After college, even after I thought I had made it, I was crushed by crippling times. This was supposed to be my time. I had made it. This was supposed to be the time I no longer needed food stamps or Medicaid. I was the first one to graduate college in my family.

But, I realized, I had shown up.

Half the battle.

The rest of it was finding out who I was, what I wanted to do, and how I was going to get there.

Actions, so to speak, were louder than words. Louder than listening to myself. And that’s where listening to yourself really means confidence. Saying I will do this and then going and doing it is all about confidence.

Confidence is knowing that you are going to fail and not giving a damn because it all leads to exactly where you want to be. You don’t have to know how to get exactly where you want to be on the first try, you just need to find one way to make it happen.

I stopped trying to make myself look good on paper and I started being me.

What does that mean? It means I stopped trying to be perfect and started putting myself out there. It meant not taking a traditional route to becoming a writer. It meant ditching everything I thought I knew and what I had been told to do. It meant finding a path for me, not for everyone else.

Most of all it meant having the confidence to trust myself; that failure was okay because I was that much closer to where I wanted to be.

And listening to myself brought me to blogging and then writing columns on some of the biggest websites for women. It brought me to, just two weeks ago, performing one of my written pieces among not one, but two bestselling authors — one of them telling me that she loved my writing. Then, two published books.

I am a professional writer.

With a college degree.

Those are the things that I am now.

How can you take what you want – success – and make it happen?

Show up: it’s half the battle.

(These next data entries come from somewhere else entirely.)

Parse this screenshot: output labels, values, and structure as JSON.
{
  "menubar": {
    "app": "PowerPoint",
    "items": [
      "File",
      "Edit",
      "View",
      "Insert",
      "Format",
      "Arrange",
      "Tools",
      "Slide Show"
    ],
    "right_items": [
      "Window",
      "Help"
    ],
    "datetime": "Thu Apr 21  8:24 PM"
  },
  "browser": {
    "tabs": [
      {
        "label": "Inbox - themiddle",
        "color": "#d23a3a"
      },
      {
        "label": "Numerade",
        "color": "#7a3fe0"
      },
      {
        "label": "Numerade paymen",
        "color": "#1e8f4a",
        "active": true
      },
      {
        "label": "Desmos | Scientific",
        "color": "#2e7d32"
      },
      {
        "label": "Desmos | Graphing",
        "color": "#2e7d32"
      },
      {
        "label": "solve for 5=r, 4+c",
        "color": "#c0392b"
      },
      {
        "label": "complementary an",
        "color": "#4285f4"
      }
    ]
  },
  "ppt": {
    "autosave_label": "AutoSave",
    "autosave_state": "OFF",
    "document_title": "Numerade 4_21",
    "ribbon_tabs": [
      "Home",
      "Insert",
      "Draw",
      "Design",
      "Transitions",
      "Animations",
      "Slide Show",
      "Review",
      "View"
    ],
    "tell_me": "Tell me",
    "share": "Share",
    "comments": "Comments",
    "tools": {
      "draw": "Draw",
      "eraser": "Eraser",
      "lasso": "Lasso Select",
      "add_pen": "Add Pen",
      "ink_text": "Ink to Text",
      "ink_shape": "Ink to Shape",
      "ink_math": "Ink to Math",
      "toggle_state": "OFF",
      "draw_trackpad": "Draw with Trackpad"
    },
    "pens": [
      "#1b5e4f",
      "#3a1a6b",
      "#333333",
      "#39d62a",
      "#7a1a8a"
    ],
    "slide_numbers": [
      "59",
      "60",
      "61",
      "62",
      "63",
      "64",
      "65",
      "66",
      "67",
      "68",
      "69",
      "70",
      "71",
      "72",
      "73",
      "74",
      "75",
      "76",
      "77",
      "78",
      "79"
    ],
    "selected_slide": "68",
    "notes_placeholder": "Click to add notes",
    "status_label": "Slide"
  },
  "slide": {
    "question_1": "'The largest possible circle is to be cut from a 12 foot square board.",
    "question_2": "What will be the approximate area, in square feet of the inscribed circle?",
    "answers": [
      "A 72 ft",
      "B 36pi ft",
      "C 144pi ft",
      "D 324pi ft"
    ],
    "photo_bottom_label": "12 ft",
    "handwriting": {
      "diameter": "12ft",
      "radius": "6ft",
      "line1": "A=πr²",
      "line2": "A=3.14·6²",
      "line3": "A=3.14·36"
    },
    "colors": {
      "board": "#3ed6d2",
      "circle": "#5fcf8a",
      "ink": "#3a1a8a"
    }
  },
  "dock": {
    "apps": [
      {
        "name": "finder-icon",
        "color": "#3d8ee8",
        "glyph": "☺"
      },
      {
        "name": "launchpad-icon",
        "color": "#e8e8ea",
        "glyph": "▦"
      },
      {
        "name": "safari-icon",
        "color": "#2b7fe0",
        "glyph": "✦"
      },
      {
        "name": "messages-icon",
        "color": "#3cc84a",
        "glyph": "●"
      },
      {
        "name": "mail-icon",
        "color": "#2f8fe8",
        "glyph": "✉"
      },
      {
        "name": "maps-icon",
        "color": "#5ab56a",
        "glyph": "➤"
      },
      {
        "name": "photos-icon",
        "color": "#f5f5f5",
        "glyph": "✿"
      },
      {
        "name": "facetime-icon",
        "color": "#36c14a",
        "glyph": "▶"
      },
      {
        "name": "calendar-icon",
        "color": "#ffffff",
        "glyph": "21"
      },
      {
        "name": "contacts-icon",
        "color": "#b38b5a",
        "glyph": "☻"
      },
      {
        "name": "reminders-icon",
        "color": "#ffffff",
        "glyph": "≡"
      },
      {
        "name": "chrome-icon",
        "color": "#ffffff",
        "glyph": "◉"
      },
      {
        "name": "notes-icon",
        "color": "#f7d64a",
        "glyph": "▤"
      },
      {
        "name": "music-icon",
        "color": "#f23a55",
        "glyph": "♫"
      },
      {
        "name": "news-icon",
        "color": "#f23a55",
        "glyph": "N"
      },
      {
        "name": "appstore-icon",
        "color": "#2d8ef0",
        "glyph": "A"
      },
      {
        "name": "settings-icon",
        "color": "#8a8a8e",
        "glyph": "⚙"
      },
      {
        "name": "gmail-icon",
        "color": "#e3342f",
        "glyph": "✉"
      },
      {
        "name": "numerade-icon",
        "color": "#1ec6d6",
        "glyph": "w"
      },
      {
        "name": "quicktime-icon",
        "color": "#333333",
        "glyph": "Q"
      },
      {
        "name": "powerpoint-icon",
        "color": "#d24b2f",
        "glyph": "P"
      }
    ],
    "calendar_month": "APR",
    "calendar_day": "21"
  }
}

Do not be afraid to try things by yourself. Or go places by yourself. Do not wait for permission to take a step closer to exactly what you want. If you do, you’ll always be waiting.

Whatever you’re passionate about, that’s what you’re meant to do. Everything else is a stepping stone.

If you’re saying: what I really like can’t possibly be a career. Then, I think, you haven’t failed enough. Failure moves you one step closer to exactly what you want as long as you have the confidence to back it up.

If there is a secret to how to make it as a teen mom it’s this: hustle.

What do I mean?

No matter what we’re doing, we’re always doing something else. This isn’t called multi-tasking, it’s called hustling. It means getting it done. Moving that much closer to exactly what you want. It means moving forward instead of looking back.

Whenever I had a traditional 9 – 5 job, it means I would write until the wee hours of the night. It means that as a college student, I was also a mother. It means as a writer, I’m also a publisher that manages a team of writers for my own company.

It means that no matter what I am doing, I am putting myself out there to be successful. To meet the right people, to write the next blog post, to shoot the next video, to become everything I have always wanted to be.

There’s a plan for you.

It’s in motion right now.

You’re here.

Making noise.